Programs for the fall are now listed. All programs are free of charge.
See the List of Fall 2014 Activities
View images of Don Edwards San Francisco Bay National Wildlife Refuge
South Bay Salt Pond Restoration Project
Get more information on the largest wetland restoration project on the west coast.
Download the latest issue of the San Francisco Bay National Wildlife Refuge Complex newsletter.
What's NewSeptember 02, 2014
Over 10,000 acres of the refuge is open to waterfowl hunting and the 2014-2015 season is quickly approaching. Information is now posted.Read More
About the Complex
From sand dunes to salt marsh, from rocky, offshore islands to golden beaches, the San Francisco Bay Refuge Complex offers a glimpse into the biological treasures of the SF Bay & Monterey Bay areas.
Don Edwards San Francisco Bay is managed as part of the San Francisco Bay National Wildlife Refuge Complex.
Learn more about the complex
About the NWRS
The National Wildlife Refuge System, within the U.S. Fish and Wildlife Service, manages a national network of lands and waters set aside to conserve America’s fish, wildlife, and plants.
Learn more about the NWRS
News and Announcements
- October 20, 2014
Join us for a spooky good time at the Environmental Education Center this Saturday at our Spooky Slough event. There will be a twilight trek, games, trick-or-treating and more.Click here for details
- October 20, 2014
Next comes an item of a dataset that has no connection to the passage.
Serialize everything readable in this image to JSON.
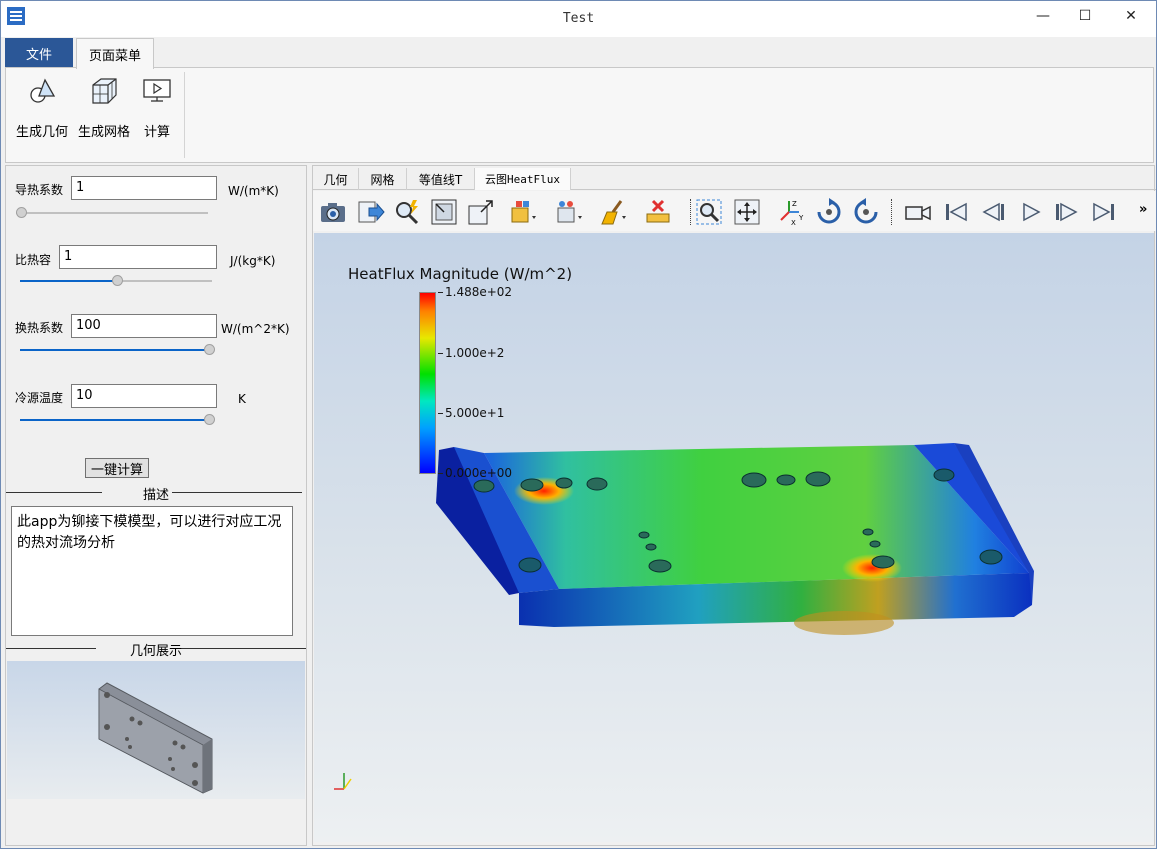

Join Bay Trail Staff and the refuge at the Alviso Environmental Education Center on Sunday, October 26, at 10:30 a.m. for the launch of the new Bay Trail mobile phone tour. You can bring a smart phone, but you don't have to. Be sure to bring walking shoes, water, hat and a jacket. For more information, contact Laura Thompson at 510-464-7935 or email@example.com. Rain cancels.
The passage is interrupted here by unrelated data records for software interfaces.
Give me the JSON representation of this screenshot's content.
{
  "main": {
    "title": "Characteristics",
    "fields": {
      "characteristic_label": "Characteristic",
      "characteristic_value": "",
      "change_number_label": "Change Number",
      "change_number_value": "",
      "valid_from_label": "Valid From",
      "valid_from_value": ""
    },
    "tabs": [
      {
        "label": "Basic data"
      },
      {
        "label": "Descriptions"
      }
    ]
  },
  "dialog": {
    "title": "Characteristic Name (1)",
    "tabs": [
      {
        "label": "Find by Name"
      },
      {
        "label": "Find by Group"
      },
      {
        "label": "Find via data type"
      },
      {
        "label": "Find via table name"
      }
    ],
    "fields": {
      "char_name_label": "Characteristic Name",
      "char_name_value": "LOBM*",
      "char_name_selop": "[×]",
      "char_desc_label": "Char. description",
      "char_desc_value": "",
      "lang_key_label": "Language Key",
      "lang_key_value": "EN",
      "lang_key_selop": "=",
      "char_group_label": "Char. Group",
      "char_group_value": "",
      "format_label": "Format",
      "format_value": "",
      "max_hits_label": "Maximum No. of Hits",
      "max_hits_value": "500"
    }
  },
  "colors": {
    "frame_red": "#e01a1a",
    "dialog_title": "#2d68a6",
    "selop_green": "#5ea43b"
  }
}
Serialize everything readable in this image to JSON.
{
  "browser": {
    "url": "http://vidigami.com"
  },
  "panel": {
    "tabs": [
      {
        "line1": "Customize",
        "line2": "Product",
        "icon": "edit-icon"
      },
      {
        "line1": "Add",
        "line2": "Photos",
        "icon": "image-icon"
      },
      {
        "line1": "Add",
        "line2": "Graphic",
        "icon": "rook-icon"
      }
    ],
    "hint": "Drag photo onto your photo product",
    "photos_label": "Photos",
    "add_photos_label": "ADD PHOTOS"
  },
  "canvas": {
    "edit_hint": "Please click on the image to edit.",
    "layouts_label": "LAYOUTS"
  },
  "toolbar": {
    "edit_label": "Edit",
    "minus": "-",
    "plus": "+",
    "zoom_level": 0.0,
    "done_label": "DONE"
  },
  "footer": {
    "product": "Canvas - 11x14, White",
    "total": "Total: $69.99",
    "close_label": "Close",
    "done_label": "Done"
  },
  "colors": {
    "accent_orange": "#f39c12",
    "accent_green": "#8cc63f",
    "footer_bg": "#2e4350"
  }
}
- June 03, 2013
To protect walkers during the installation of a 48" pipe along the Bair Island Trail, access onto the trail will be controlled.Read more
After several years, the Bair Island Restoration Project is nearing completion. A small section of Inner Bair Island is now open to the public.Read more
The migration is in full swing. This little brown job can be distinguished from other sparrows in the Bay Area by its dark back, spotted breast and one conspicuous spot on its breast. Look for them on the ground scratching for seeds.
Page Photo Credits All photos courtesy of USFWS unless otherwise noted., Common Tern/Greg Geren, Tom Bennett, Picnic Shelter/Ambarish Goswami
Last Updated: Oct 20, 2014